● Data excerpts:
※

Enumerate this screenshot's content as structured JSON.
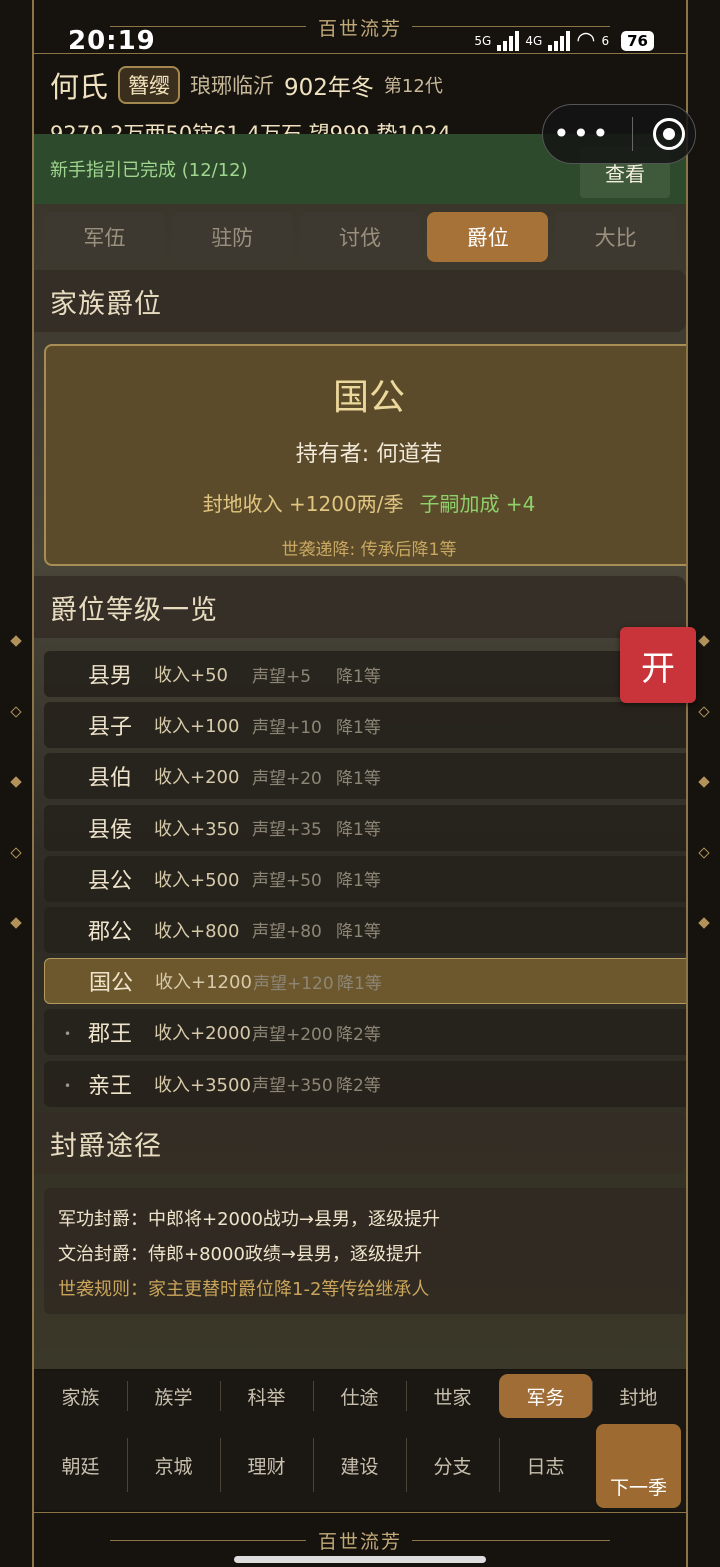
{
  "status_bar": {
    "time": "20:19",
    "net1": "5G",
    "net2": "4G",
    "wifi_extra": "6",
    "battery": "76"
  },
  "brand": "百世流芳",
  "header": {
    "family": "何氏",
    "badge": "簪缨",
    "location": "琅琊临沂",
    "year": "902年冬",
    "generation": "第12代",
    "resources": "9279.2万两50锭61.4万石  望999  势1024"
  },
  "guide": {
    "text": "新手指引已完成 (12/12)",
    "view_label": "查看"
  },
  "tabs": [
    {
      "label": "军伍",
      "active": false
    },
    {
      "label": "驻防",
      "active": false
    },
    {
      "label": "讨伐",
      "active": false
    },
    {
      "label": "爵位",
      "active": true
    },
    {
      "label": "大比",
      "active": false
    }
  ],
  "family_rank": {
    "title": "家族爵位",
    "rank": "国公",
    "holder": "持有者: 何道若",
    "income": "封地收入 +1200两/季",
    "bonus": "子嗣加成 +4",
    "rule": "世袭递降: 传承后降1等"
  },
  "rank_list": {
    "title": "爵位等级一览",
    "rows": [
      {
        "name": "县男",
        "income": "收入+50",
        "prestige": "声望+5",
        "decay": "降1等",
        "current": false,
        "locked": false
      },
      {
        "name": "县子",
        "income": "收入+100",
        "prestige": "声望+10",
        "decay": "降1等",
        "current": false,
        "locked": false
      },
      {
        "name": "县伯",
        "income": "收入+200",
        "prestige": "声望+20",
        "decay": "降1等",
        "current": false,
        "locked": false
      },
      {
        "name": "县侯",
        "income": "收入+350",
        "prestige": "声望+35",
        "decay": "降1等",
        "current": false,
        "locked": false
      },
      {
        "name": "县公",
        "income": "收入+500",
        "prestige": "声望+50",
        "decay": "降1等",
        "current": false,
        "locked": false
      },
      {
        "name": "郡公",
        "income": "收入+800",
        "prestige": "声望+80",
        "decay": "降1等",
        "current": false,
        "locked": false
      },
      {
        "name": "国公",
        "income": "收入+1200",
        "prestige": "声望+120",
        "decay": "降1等",
        "current": true,
        "locked": false
      },
      {
        "name": "郡王",
        "income": "收入+2000",
        "prestige": "声望+200",
        "decay": "降2等",
        "current": false,
        "locked": true
      },
      {
        "name": "亲王",
        "income": "收入+3500",
        "prestige": "声望+350",
        "decay": "降2等",
        "current": false,
        "locked": true
      }
    ]
  },
  "paths": {
    "title": "封爵途径",
    "military": "军功封爵：中郎将+2000战功→县男，逐级提升",
    "civil": "文治封爵：侍郎+8000政绩→县男，逐级提升",
    "rule": "世袭规则：家主更替时爵位降1-2等传给继承人"
  },
  "open_button": "开",
  "nav": {
    "row1": [
      {
        "label": "家族",
        "active": false
      },
      {
        "label": "族学",
        "active": false
      },
      {
        "label": "科举",
        "active": false
      },
      {
        "label": "仕途",
        "active": false
      },
      {
        "label": "世家",
        "active": false
      },
      {
        "label": "军务",
        "active": true
      },
      {
        "label": "封地",
        "active": false
      }
    ],
    "row2": [
      {
        "label": "朝廷"
      },
      {
        "label": "京城"
      },
      {
        "label": "理财"
      },
      {
        "label": "建设"
      },
      {
        "label": "分支"
      },
      {
        "label": "日志"
      }
    ],
    "next_season": "下一季"
  },
  "colors": {
    "accent": "#a77238",
    "gold": "#c9a45a",
    "green": "#8ed06a",
    "open": "#c8343a"
  }
}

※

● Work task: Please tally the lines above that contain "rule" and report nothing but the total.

● Task solution: 2